Domestic operators who are training non-English pilots to fill pilot shortages in developing countries find the PilotEdge capabilities especially useful.
Many attributes relate to simulator fidelity. A comfortable, ergonomic and representative cockpit environment is imperative, while flight modeling and flight dynamics are also crucial to a productive training experience. Accurate instrumentation and avionics make the system a multidimensional training tool.
The ability to integrate real-world tools such as flight planning software; tablet PCs; geo-referenced aeronautical charts and approach plates; and video playback systems fulfills the promise of a capable and productive training environment.
Mike Altman, President and CEO of Precision Flight Controls, a global leader in the manufacture of high-fidelity AATD systems, sees a bright future for realistic training systems. "We are constantly seeking new approaches and emerging technologies to enhance the simulation experience," said Altman.
Precision Flight Controls has developed high-fidelity aviation training devices for nearly a quarter of a century. "Today's best systems address customers' essential needs," Altman continued. "They encompass the seamless integration of a plethora of applications with the whole becoming greater than the sum of its parts."
FAA, insurance companies and others are on board
The FAA has long supported the utilization of aviation training devices in flight schools. An Advanced Aviation Training Device (AATD) allows for many hours of loggable instruction time to include two-and-a-half hours toward a private pilot certificate, 20 hours toward an instrument rating, 50 hours toward the commercial ticket and another 25 hours in pursuit of an ATP rating.

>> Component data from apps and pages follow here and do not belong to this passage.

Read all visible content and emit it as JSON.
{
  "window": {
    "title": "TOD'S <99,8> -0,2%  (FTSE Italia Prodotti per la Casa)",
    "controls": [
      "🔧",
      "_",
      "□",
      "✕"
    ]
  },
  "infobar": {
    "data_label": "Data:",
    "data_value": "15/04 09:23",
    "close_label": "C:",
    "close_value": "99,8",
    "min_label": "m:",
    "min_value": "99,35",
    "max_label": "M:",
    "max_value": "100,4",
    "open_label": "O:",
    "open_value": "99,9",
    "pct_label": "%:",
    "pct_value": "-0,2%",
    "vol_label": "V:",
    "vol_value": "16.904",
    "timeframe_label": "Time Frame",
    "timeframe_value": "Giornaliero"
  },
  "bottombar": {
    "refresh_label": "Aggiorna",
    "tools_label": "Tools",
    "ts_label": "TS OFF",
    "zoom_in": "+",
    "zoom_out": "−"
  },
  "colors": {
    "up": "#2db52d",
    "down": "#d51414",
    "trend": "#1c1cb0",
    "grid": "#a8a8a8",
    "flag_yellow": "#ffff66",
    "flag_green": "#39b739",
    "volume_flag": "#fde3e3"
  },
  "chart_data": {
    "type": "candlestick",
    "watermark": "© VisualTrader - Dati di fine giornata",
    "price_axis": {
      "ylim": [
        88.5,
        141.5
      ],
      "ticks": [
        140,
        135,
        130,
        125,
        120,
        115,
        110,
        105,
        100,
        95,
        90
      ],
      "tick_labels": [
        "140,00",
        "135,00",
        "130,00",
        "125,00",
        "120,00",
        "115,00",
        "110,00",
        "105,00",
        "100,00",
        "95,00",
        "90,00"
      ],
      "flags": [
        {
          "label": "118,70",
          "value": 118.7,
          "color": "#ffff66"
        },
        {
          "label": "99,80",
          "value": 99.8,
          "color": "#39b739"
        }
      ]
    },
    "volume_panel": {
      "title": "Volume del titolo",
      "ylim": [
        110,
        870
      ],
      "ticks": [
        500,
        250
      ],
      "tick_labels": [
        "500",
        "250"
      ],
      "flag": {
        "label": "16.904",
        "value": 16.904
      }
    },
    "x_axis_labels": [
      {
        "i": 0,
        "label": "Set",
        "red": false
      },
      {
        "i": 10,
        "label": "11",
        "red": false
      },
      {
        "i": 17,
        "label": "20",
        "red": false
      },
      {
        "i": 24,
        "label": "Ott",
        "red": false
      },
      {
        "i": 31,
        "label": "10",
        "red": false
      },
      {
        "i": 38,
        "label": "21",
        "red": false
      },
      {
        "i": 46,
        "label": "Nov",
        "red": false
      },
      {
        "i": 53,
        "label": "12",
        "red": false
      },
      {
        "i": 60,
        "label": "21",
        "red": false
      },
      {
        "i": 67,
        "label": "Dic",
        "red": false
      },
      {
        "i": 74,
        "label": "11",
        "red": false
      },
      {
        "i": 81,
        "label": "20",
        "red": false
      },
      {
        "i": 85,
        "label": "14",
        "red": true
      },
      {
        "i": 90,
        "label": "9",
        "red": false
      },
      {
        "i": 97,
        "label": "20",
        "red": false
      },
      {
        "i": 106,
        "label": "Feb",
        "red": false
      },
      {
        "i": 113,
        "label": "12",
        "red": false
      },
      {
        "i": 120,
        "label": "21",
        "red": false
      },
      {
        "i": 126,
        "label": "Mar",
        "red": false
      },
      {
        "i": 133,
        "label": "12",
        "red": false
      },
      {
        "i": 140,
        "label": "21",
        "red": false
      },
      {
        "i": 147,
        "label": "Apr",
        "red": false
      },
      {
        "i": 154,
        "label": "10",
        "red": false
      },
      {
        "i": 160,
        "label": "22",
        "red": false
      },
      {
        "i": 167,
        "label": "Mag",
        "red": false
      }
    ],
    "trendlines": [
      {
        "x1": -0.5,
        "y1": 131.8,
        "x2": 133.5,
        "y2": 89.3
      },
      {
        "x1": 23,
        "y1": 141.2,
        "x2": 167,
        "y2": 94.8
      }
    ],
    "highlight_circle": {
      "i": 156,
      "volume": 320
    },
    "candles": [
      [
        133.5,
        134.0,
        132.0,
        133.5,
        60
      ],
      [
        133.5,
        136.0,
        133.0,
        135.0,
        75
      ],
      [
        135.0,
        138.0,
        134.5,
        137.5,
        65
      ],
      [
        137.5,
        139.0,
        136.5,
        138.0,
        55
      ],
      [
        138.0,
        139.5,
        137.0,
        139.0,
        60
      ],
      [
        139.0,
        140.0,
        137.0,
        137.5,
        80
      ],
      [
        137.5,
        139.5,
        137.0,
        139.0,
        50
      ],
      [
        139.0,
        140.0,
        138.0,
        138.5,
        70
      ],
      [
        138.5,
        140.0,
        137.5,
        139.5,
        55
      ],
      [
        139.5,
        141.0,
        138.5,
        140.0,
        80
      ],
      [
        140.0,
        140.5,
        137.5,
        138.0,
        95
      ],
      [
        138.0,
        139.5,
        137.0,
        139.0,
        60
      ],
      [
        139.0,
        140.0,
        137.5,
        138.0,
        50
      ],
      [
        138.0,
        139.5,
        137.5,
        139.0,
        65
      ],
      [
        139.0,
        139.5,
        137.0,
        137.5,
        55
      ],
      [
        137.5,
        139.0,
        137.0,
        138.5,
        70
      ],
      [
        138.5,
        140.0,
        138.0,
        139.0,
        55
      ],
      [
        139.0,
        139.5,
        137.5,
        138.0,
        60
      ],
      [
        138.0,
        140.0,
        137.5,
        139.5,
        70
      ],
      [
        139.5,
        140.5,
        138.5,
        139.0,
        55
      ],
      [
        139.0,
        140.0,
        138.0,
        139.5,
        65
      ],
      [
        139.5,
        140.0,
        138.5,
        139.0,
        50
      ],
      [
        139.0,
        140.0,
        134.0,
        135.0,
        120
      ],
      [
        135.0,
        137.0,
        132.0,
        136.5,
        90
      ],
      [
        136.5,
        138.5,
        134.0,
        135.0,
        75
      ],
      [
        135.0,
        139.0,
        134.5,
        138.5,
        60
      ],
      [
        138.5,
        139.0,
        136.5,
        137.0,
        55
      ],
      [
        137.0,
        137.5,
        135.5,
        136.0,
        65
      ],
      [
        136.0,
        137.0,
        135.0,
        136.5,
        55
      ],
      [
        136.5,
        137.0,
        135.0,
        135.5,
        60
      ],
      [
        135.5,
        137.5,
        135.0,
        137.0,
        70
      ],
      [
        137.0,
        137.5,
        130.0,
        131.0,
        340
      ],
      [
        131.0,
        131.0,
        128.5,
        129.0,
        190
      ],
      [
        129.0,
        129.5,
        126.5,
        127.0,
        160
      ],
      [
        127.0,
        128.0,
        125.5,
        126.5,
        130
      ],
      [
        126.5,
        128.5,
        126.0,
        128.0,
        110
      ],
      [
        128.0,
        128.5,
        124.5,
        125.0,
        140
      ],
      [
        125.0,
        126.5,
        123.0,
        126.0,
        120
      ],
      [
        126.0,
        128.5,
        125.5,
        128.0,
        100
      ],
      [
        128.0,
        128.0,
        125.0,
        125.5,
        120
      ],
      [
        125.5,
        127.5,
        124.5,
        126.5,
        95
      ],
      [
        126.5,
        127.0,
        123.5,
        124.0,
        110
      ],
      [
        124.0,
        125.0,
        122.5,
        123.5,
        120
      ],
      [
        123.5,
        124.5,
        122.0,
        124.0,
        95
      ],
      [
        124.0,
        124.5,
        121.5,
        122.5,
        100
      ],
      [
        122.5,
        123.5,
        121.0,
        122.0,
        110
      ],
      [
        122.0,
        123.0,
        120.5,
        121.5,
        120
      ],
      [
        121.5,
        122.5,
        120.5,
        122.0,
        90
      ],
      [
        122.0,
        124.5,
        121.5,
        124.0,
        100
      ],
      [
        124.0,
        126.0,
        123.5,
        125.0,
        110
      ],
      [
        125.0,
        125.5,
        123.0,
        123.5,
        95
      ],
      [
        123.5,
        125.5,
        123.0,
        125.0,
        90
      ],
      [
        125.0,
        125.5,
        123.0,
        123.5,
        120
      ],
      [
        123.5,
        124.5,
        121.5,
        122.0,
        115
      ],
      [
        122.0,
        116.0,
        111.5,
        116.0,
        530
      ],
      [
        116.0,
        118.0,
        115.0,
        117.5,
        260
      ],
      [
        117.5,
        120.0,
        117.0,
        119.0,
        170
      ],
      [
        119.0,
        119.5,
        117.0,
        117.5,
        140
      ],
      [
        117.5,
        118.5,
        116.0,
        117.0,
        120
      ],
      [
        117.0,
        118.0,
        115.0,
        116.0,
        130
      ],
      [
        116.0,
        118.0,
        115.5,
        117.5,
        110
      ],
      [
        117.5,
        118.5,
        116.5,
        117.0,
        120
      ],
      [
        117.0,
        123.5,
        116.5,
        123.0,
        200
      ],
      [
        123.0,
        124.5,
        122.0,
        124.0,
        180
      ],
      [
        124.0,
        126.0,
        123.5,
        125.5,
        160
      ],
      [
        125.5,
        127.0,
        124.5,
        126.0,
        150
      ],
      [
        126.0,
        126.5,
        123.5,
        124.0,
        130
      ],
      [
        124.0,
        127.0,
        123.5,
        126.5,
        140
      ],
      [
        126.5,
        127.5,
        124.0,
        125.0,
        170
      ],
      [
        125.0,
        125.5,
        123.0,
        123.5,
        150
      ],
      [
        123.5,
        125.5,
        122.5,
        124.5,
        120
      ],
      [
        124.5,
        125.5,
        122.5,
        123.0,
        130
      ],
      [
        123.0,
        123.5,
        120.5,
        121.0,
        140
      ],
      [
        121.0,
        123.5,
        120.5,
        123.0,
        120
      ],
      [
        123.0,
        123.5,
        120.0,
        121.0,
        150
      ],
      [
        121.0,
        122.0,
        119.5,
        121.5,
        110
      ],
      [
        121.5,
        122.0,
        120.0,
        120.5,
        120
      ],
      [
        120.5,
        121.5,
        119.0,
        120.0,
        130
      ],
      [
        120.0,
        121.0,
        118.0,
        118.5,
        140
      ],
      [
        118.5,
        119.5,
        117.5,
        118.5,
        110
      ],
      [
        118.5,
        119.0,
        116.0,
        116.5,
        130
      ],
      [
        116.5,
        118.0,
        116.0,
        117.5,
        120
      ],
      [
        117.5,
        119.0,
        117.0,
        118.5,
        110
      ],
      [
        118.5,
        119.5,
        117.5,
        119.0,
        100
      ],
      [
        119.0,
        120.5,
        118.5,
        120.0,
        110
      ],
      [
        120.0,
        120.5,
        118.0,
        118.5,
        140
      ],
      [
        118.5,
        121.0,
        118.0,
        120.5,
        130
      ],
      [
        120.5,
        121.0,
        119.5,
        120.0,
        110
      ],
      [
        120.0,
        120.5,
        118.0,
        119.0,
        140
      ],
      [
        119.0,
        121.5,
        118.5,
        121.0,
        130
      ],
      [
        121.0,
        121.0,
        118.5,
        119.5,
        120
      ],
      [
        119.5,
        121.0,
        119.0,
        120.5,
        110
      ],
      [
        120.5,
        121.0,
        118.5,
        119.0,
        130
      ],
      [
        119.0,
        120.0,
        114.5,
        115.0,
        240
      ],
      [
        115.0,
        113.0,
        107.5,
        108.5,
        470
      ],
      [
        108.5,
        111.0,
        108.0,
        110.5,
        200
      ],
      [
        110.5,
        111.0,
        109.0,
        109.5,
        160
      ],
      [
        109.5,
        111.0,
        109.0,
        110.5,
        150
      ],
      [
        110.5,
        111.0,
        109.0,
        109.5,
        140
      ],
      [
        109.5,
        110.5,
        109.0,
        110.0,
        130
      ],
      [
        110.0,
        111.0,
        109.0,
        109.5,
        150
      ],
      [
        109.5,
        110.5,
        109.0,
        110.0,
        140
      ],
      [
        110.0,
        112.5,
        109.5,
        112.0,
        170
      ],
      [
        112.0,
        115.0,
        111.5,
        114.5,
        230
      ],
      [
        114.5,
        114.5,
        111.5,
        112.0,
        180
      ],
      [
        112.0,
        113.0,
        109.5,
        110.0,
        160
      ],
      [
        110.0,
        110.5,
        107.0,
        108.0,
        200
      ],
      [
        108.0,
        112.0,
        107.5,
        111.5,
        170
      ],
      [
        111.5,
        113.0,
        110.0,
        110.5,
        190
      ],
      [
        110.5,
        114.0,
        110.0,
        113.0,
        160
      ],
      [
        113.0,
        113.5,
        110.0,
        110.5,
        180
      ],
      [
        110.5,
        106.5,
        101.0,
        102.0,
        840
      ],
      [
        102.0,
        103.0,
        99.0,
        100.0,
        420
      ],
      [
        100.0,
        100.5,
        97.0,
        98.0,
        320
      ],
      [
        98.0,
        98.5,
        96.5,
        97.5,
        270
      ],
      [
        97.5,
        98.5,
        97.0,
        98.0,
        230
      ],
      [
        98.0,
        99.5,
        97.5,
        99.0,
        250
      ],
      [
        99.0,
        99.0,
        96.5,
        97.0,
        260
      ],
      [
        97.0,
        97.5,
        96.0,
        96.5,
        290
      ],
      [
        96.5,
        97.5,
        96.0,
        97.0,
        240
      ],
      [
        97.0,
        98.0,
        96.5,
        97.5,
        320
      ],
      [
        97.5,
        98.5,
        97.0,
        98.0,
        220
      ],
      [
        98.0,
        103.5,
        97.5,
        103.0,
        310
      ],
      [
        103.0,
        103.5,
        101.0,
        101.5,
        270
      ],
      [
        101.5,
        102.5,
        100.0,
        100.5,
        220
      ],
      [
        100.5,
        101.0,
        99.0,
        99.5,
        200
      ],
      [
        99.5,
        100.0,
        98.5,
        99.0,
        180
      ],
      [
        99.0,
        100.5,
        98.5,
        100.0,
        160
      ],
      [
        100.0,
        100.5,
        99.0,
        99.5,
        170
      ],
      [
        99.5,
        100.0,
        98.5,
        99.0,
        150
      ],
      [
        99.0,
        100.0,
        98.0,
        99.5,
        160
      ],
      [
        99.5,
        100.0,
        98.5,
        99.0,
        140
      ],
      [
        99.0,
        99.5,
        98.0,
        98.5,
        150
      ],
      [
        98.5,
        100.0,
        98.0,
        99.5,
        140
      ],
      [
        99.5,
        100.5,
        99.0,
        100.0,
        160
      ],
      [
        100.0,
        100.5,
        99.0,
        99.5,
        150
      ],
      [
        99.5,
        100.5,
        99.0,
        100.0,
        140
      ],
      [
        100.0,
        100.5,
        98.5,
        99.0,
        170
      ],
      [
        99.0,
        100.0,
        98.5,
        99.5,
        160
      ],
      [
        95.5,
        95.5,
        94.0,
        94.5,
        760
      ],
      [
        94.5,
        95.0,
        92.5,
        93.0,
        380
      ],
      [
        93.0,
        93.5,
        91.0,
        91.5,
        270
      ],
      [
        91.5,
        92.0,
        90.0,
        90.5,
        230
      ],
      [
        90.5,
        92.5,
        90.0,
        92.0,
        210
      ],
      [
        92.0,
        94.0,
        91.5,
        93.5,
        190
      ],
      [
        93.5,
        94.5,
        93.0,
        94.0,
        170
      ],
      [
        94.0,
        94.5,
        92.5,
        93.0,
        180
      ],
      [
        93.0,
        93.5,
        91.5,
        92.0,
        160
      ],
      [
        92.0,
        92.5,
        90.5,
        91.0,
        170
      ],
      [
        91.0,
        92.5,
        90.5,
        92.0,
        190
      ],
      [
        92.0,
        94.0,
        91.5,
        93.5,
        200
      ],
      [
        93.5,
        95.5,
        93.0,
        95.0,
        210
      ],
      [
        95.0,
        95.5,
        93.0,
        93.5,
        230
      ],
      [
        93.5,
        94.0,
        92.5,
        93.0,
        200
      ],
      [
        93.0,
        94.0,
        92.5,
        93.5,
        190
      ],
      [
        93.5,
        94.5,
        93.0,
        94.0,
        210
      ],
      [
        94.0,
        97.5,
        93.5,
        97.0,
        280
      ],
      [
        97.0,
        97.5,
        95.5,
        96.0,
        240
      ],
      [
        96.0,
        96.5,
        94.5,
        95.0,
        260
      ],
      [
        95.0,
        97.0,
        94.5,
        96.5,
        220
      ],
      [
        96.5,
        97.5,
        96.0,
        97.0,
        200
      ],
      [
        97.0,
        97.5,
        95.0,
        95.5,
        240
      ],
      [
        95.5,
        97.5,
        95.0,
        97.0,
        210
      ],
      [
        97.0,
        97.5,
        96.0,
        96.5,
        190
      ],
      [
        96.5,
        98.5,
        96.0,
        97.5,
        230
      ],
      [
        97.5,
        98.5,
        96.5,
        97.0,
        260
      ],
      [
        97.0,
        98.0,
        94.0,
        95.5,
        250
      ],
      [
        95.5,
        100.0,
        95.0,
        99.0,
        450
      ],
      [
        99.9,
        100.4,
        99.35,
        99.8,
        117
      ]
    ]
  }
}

Logging time in an AATD versus an airplane reduces the time and expense of training while facilitating the inclusion of emergency procedures that would not even be attempted in the air.
For those that are already instrument rated, currency can now be maintained in an AATD without ever setting foot in an aircraft or engaging an instructor. The majority of an instrument proficiency check (IPC) can also be accomplished in an AATD saving countless dollars and hours in the air.
Recently, insurance companies have embraced the potential benefits of AATD training as they are approving more and more operators for model-specific initial and recurrent training programs.
Operators see great value in these systems, especially in Part 61 and Part 141 training environments.
The future of flight training
Chances are that your future flight training experiences will include the use of an AATD, especially if you aspire to ratings beyond a private pilot certificate.
Today's AATDs require very little operating overhead, virtually zero maintenance, no 100-hour or annual inspections, minimal floor space, little insurance, no operational risk, and no fuel. They are environmentally-friendly and completely safe.
What's more, a typical AATD rents for about half of an equivalent aircraft rental, making it a bargain for both the student pilot and the operator.